Problem to work on: Return, from the listing that follows, each line containing the word "JSON".

Data under study:
# # # # #
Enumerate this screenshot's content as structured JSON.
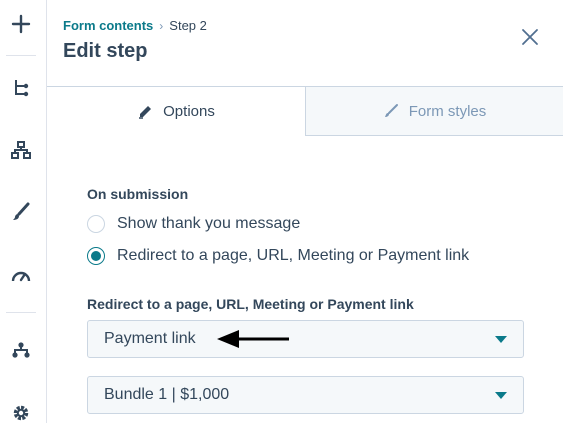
{
  "breadcrumb": {
    "parent": "Form contents",
    "separator": "›",
    "current": "Step 2"
  },
  "header": {
    "title": "Edit step"
  },
  "tabs": [
    {
      "label": "Options",
      "icon": "pencil-icon",
      "active": true
    },
    {
      "label": "Form styles",
      "icon": "brush-icon",
      "active": false
    }
  ],
  "on_submission": {
    "label": "On submission",
    "options": [
      {
        "label": "Show thank you message",
        "checked": false
      },
      {
        "label": "Redirect to a page, URL, Meeting or Payment link",
        "checked": true
      }
    ]
  },
  "redirect": {
    "label": "Redirect to a page, URL, Meeting or Payment link",
    "type_select_value": "Payment link",
    "item_select_value": "Bundle 1 | $1,000"
  },
  "sidebar": {
    "icons": [
      "add-icon",
      "tree-icon",
      "hierarchy-icon",
      "brush-icon",
      "gauge-icon",
      "workflow-icon",
      "settings-icon"
    ]
  },
  "colors": {
    "accent": "#0b7a8a",
    "text": "#33475b",
    "muted": "#7c98b6",
    "border": "#cbd6e2"
  }
}
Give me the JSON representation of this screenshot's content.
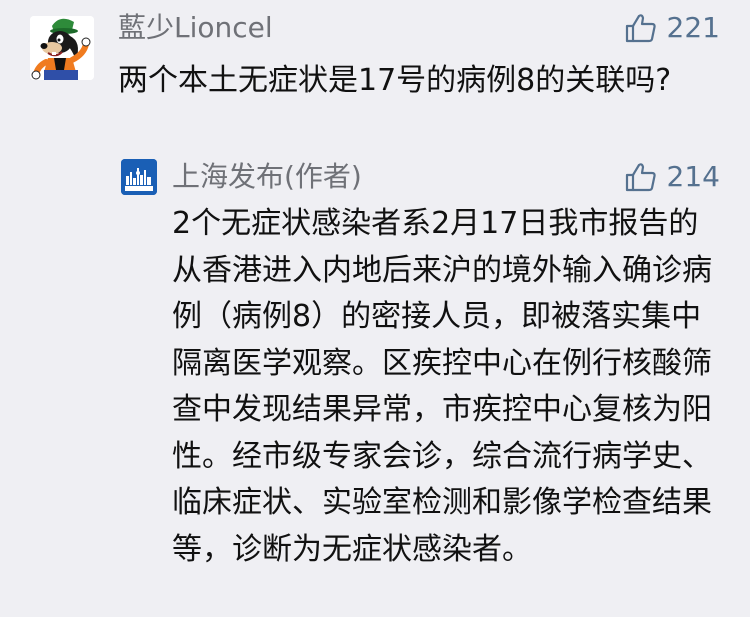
{
  "comment": {
    "avatar_icon": "goofy-avatar-icon",
    "username": "藍少Lioncel",
    "likes": "221",
    "text": "两个本土无症状是17号的病例8的关联吗?"
  },
  "reply": {
    "avatar_icon": "shanghai-fabu-logo-icon",
    "author": "上海发布(作者)",
    "likes": "214",
    "text": "2个无症状感染者系2月17日我市报告的从香港进入内地后来沪的境外输入确诊病例（病例8）的密接人员，即被落实集中隔离医学观察。区疾控中心在例行核酸筛查中发现结果异常，市疾控中心复核为阳性。经市级专家会诊，综合流行病学史、临床症状、实验室检测和影像学检查结果等，诊断为无症状感染者。"
  },
  "colors": {
    "background": "#efeff3",
    "meta_gray": "#6f7177",
    "like_blue": "#55718f",
    "body_text": "#111111",
    "logo_blue": "#1a5fb5"
  }
}
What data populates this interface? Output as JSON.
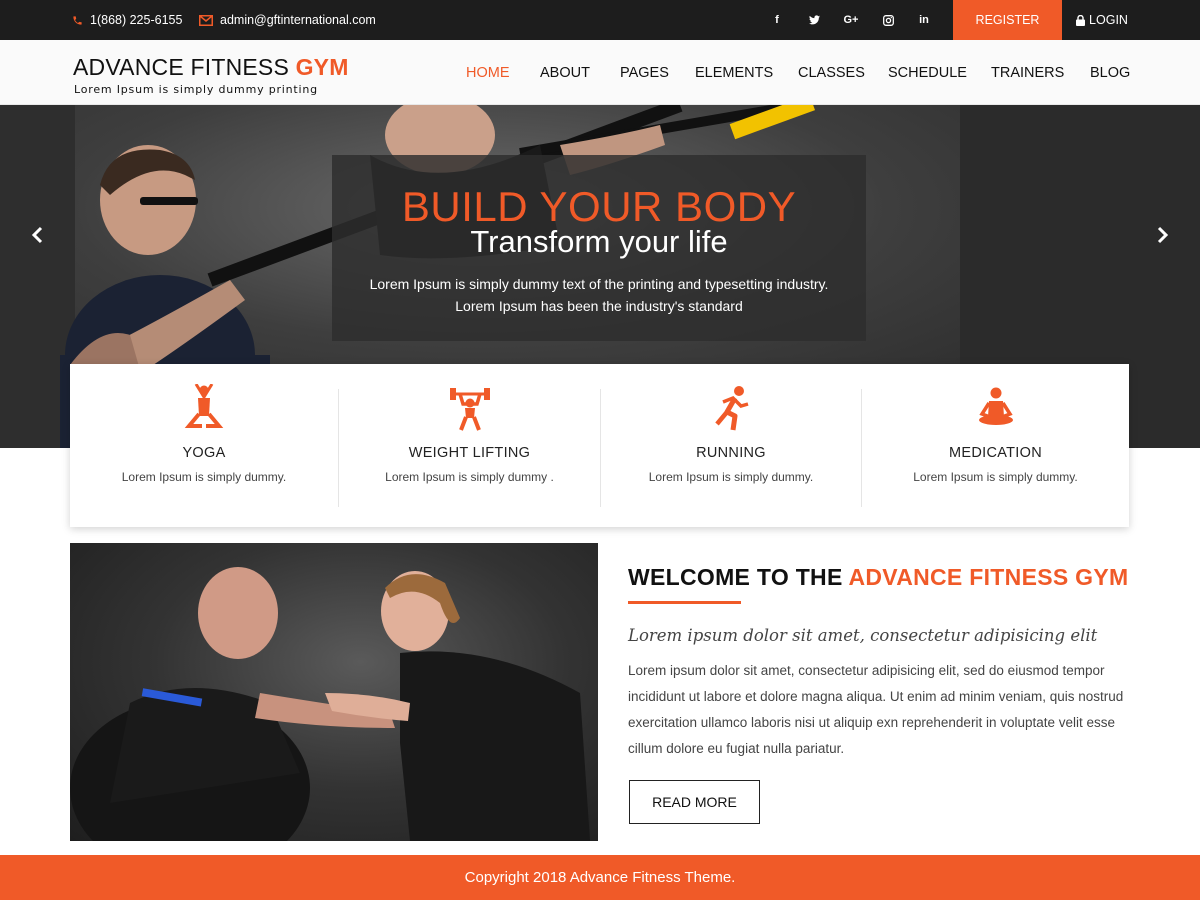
{
  "topbar": {
    "phone": "1(868) 225-6155",
    "email": "admin@gftinternational.com",
    "social": [
      "facebook-icon",
      "twitter-icon",
      "google-plus-icon",
      "instagram-icon",
      "linkedin-icon"
    ],
    "social_glyphs": [
      "f",
      "t",
      "G+",
      "ig",
      "in"
    ],
    "register_label": "REGISTER",
    "login_label": "LOGIN"
  },
  "header": {
    "brand_main": "ADVANCE FITNESS",
    "brand_accent": "GYM",
    "tagline": "Lorem Ipsum is simply dummy printing",
    "nav": [
      "HOME",
      "ABOUT",
      "PAGES",
      "ELEMENTS",
      "CLASSES",
      "SCHEDULE",
      "TRAINERS",
      "BLOG"
    ],
    "active_nav": "HOME"
  },
  "hero": {
    "title": "BUILD YOUR BODY",
    "subtitle": "Transform your life",
    "text_line1": "Lorem Ipsum is simply dummy text of the printing and typesetting industry.",
    "text_line2": "Lorem Ipsum has been the industry's standard"
  },
  "features": [
    {
      "icon": "yoga-icon",
      "title": "YOGA",
      "text": "Lorem Ipsum is simply dummy."
    },
    {
      "icon": "weight-lifting-icon",
      "title": "WEIGHT LIFTING",
      "text": "Lorem Ipsum is simply dummy ."
    },
    {
      "icon": "running-icon",
      "title": "RUNNING",
      "text": "Lorem Ipsum is simply dummy."
    },
    {
      "icon": "meditation-icon",
      "title": "MEDICATION",
      "text": "Lorem Ipsum is simply dummy."
    }
  ],
  "welcome": {
    "title_main": "WELCOME TO THE",
    "title_accent": "ADVANCE FITNESS GYM",
    "lead": "Lorem ipsum dolor sit amet, consectetur adipisicing elit",
    "body": "Lorem ipsum dolor sit amet, consectetur adipisicing elit, sed do eiusmod tempor incididunt ut labore et dolore magna aliqua. Ut enim ad minim veniam, quis nostrud exercitation ullamco laboris nisi ut aliquip exn reprehenderit in voluptate velit esse cillum dolore eu fugiat nulla pariatur.",
    "button_label": "READ MORE"
  },
  "footer": {
    "copyright": "Copyright 2018 Advance Fitness Theme."
  },
  "colors": {
    "accent": "#f05a28",
    "topbar_bg": "#1d1d1d",
    "footer_bg": "#f05a28"
  }
}
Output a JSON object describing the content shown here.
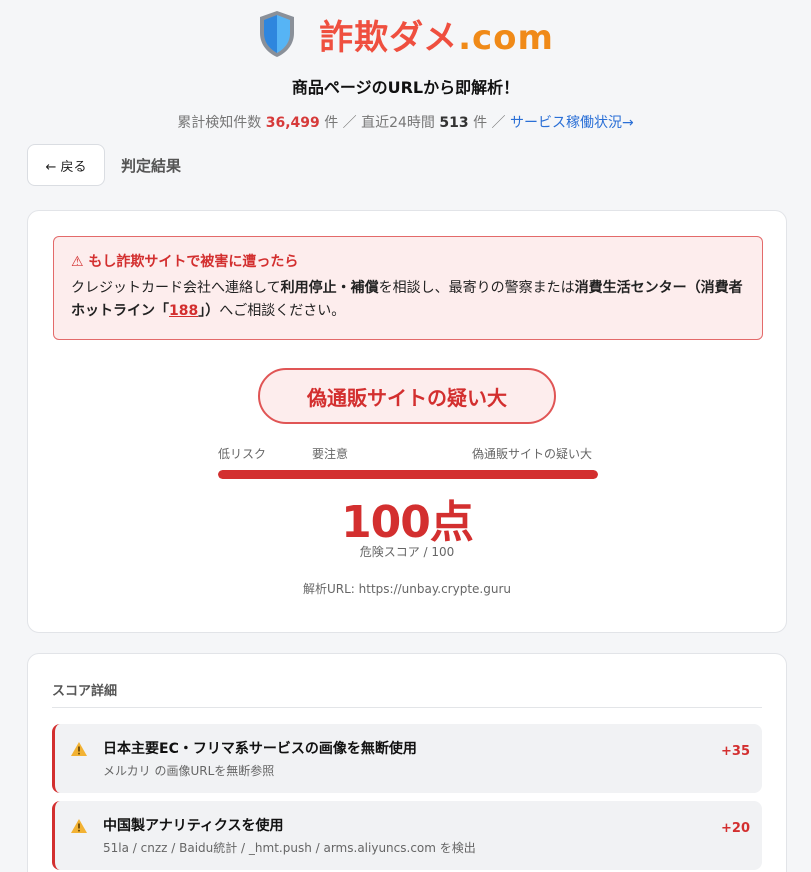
{
  "brand": {
    "name_jp": "詐欺ダメ",
    "name_domain": ".com"
  },
  "tagline": "商品ページのURLから即解析！",
  "stats": {
    "total_label": "累計検知件数",
    "total_value": "36,499",
    "unit1": "件 ／ 直近24時間",
    "recent_value": "513",
    "unit2": "件 ／",
    "status_link": "サービス稼働状況→"
  },
  "nav": {
    "back_label": "← 戻る",
    "title": "判定結果"
  },
  "warning": {
    "title": "⚠ もし詐欺サイトで被害に遭ったら",
    "p1": "クレジットカード会社へ連絡して",
    "b1": "利用停止・補償",
    "p2": "を相談し、最寄りの警察または",
    "b2": "消費生活センター（消費者ホットライン「",
    "hotline": "188",
    "b3": "」）",
    "p3": "へご相談ください。"
  },
  "result": {
    "verdict": "偽通販サイトの疑い大",
    "scale_labels": {
      "low": "低リスク",
      "mid": "要注意",
      "high": "偽通販サイトの疑い大"
    },
    "score_fraction": 1.0,
    "score_display": "100点",
    "score_caption": "危険スコア / 100",
    "url_text": "解析URL: https://unbay.crypte.guru"
  },
  "details": {
    "title": "スコア詳細",
    "items": [
      {
        "title": "日本主要EC・フリマ系サービスの画像を無断使用",
        "desc": "メルカリ の画像URLを無断参照",
        "points": "+35"
      },
      {
        "title": "中国製アナリティクスを使用",
        "desc": "51la / cnzz / Baidu統計 / _hmt.push / arms.aliyuncs.com を検出",
        "points": "+20"
      }
    ]
  },
  "colors": {
    "danger": "#d32f2f",
    "brand_red": "#ef4f3f",
    "brand_orange": "#f08a18",
    "link": "#2a6fd6"
  },
  "icons": {
    "logo": "shield-icon",
    "warning": "warning-triangle-icon"
  }
}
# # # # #
Response for this exercise:
Enumerate this screenshot's content as structured JSON.
Give me the JSON representation of this screenshot's content.
What data populates this interface? Output as JSON.
Output a JSON object describing the content shown here.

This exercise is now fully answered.